Health officials from the Food and Drug Administration announced on Tuesday a nationwide effort to reduce and prevent underage use of e-cigarette brands. The crackdown focuses on popular e-cigarette brands such as JUUL, MyBlu, KandyPens, and Suorin. The government agency aims to target regular and online retailers marketing their products toward children and teenagers.
In an official statement released April 6, the FDA kickstarted their effort to crackdown on e-cigarette retailers and will continue to the end of the month. So far, the FDA has reported it has uncovered dozens of violations of the law and issued forty warnings to retail and online stores.
“Let me be clear to retailers,” FDA Commissioner Scott Gottlieb said in a statement. “This blitz, and resulting actions, should serve as notice that we will not tolerate the sale of any tobacco products to youth.”
The nationwide operation brought investigators to 7-Eleven storefronts, Shell gas stations, Cumberland Farms convenience stores and vaping shops.
Electronic cigarettes may be marketed using deceptive tactics toward younger audiences. Often advertised as an alternative for traditional cigarettes, the electronic variety sport flavors which may appeal to a younger audience who have never smoked before. Flavors include, for example: crème brûlée, fruit medley, mango, and many others.
Juul (Pronounced JOOL), is one of the most popular electronic cigarette brand on the market. Sales have skyrocketed over the past two years and recent industry figures estimate the company accounts for 55% of the U.S. market. That’s a blistering 50% jump in the market from 2016. Called “the iPhone of e-cigs,” by Men’s Fitness, these sleek vapes resemble USB flash drives. Each battery-powered vape, which is good for about 200 puffs, contains an amount of nicotine equal to an entire pack of cigarettes.

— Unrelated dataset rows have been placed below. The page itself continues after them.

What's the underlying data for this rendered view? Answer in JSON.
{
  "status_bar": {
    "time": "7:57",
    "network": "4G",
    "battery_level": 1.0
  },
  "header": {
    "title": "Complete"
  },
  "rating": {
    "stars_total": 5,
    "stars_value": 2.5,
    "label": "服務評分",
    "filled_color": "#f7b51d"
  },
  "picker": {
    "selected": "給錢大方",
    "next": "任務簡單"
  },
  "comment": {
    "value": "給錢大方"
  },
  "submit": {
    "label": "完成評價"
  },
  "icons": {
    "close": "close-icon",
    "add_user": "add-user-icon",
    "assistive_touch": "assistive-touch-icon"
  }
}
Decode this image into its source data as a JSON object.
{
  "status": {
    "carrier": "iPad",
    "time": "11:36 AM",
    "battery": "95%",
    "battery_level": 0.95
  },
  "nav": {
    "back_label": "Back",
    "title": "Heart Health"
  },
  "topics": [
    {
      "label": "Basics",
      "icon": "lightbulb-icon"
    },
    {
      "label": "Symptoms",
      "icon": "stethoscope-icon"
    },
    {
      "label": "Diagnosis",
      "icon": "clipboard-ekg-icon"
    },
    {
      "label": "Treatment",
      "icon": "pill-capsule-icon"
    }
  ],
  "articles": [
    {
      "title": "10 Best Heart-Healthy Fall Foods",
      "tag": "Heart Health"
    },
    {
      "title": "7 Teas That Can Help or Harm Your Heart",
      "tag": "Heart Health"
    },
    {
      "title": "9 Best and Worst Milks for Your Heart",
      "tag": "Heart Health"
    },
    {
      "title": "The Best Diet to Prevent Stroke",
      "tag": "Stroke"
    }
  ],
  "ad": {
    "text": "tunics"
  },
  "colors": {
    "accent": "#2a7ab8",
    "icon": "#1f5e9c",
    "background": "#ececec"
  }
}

Beyond working with online retailers such as eBay, the FDA is collaborating directly with Juul and other e-cigarette manufacturers to hold the companies accountable for the way their products are marketed and used.
In a letter to Juul from the FDA, the government agency requested documents relating to marketing, research, effects of product design, health impact, complaints, and more. The company has been cooperating.
"We are working with the FDA, lawmakers, parents and community leaders to combat underage use, and will continue working with all interested parties to keep our product away from youth," the company said in a statement.
Purchasing an electronic cigarette or other product from Juul isn’t difficult. There is an age gate upon hopping to their website that asks if your over the age of 21. To buy one of their starter kits, which only costs $50, you’ll have to join their community by supplying and verifying your age, name, address, and other public information. It’s unclear how the company verifies or qualifies your data if, for example, you life and input false information.
To Juul’s credit, however, CEO Kevin Burns recently released a message condemning the selling of the company’s products to minors and nonsmokers.
“Let me be clear: we do not want teens or any other non-smokers to ever use our product. I'm not only a JUUL employee, but more importantly I am a parent of teenagers. I never want my 18-year-old-son or 15-year-old daughter to try JUUL. The product was designed with adult smokers in mind and their need to break the grip of cigarette dependency.”
How do you feel about electronic cigarettes? Are you a smoker yourself? Let us know in the comments.